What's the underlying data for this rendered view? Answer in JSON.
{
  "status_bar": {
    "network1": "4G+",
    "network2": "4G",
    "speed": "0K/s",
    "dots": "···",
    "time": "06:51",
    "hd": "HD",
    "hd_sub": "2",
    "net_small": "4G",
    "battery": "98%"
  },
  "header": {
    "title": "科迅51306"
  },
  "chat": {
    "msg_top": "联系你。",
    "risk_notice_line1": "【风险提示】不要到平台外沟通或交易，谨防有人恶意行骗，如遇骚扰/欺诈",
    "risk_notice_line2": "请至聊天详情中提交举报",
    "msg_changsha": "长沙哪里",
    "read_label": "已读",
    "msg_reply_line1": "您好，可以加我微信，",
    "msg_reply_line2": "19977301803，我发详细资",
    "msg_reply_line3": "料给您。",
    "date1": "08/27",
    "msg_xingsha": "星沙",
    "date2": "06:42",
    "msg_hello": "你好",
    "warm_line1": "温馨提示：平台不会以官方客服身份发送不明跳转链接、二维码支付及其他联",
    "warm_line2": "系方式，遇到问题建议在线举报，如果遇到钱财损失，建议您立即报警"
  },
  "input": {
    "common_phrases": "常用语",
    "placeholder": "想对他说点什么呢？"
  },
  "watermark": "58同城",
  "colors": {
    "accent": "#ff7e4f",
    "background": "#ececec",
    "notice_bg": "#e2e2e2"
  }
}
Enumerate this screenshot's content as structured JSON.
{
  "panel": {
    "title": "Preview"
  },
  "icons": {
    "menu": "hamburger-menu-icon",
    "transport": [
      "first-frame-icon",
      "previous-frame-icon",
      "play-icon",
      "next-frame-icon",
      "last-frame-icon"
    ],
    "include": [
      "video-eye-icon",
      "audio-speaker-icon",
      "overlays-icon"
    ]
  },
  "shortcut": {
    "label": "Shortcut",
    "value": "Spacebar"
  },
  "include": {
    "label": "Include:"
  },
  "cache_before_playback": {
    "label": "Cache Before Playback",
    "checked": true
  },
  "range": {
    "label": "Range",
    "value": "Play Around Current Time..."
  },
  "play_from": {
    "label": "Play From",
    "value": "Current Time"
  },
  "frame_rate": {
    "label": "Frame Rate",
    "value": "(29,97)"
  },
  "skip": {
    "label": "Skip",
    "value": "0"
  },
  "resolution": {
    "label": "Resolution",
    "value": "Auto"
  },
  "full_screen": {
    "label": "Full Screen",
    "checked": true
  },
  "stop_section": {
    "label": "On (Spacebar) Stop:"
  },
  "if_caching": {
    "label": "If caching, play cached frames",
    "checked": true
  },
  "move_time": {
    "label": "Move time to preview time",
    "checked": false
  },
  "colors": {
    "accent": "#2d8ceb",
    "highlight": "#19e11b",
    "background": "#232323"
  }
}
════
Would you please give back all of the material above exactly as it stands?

What's the underlying data for this rendered view? Answer in JSON.
{
  "status_bar": {
    "network1": "4G+",
    "network2": "4G",
    "speed": "0K/s",
    "dots": "···",
    "time": "06:51",
    "hd": "HD",
    "hd_sub": "2",
    "net_small": "4G",
    "battery": "98%"
  },
  "header": {
    "title": "科迅51306"
  },
  "chat": {
    "msg_top": "联系你。",
    "risk_notice_line1": "【风险提示】不要到平台外沟通或交易，谨防有人恶意行骗，如遇骚扰/欺诈",
    "risk_notice_line2": "请至聊天详情中提交举报",
    "msg_changsha": "长沙哪里",
    "read_label": "已读",
    "msg_reply_line1": "您好，可以加我微信，",
    "msg_reply_line2": "19977301803，我发详细资",
    "msg_reply_line3": "料给您。",
    "date1": "08/27",
    "msg_xingsha": "星沙",
    "date2": "06:42",
    "msg_hello": "你好",
    "warm_line1": "温馨提示：平台不会以官方客服身份发送不明跳转链接、二维码支付及其他联",
    "warm_line2": "系方式，遇到问题建议在线举报，如果遇到钱财损失，建议您立即报警"
  },
  "input": {
    "common_phrases": "常用语",
    "placeholder": "想对他说点什么呢？"
  },
  "watermark": "58同城",
  "colors": {
    "accent": "#ff7e4f",
    "background": "#ececec",
    "notice_bg": "#e2e2e2"
  }
}
Enumerate this screenshot's content as structured JSON.
{
  "panel": {
    "title": "Preview"
  },
  "icons": {
    "menu": "hamburger-menu-icon",
    "transport": [
      "first-frame-icon",
      "previous-frame-icon",
      "play-icon",
      "next-frame-icon",
      "last-frame-icon"
    ],
    "include": [
      "video-eye-icon",
      "audio-speaker-icon",
      "overlays-icon"
    ]
  },
  "shortcut": {
    "label": "Shortcut",
    "value": "Spacebar"
  },
  "include": {
    "label": "Include:"
  },
  "cache_before_playback": {
    "label": "Cache Before Playback",
    "checked": true
  },
  "range": {
    "label": "Range",
    "value": "Play Around Current Time..."
  },
  "play_from": {
    "label": "Play From",
    "value": "Current Time"
  },
  "frame_rate": {
    "label": "Frame Rate",
    "value": "(29,97)"
  },
  "skip": {
    "label": "Skip",
    "value": "0"
  },
  "resolution": {
    "label": "Resolution",
    "value": "Auto"
  },
  "full_screen": {
    "label": "Full Screen",
    "checked": true
  },
  "stop_section": {
    "label": "On (Spacebar) Stop:"
  },
  "if_caching": {
    "label": "If caching, play cached frames",
    "checked": true
  },
  "move_time": {
    "label": "Move time to preview time",
    "checked": false
  },
  "colors": {
    "accent": "#2d8ceb",
    "highlight": "#19e11b",
    "background": "#232323"
  }
}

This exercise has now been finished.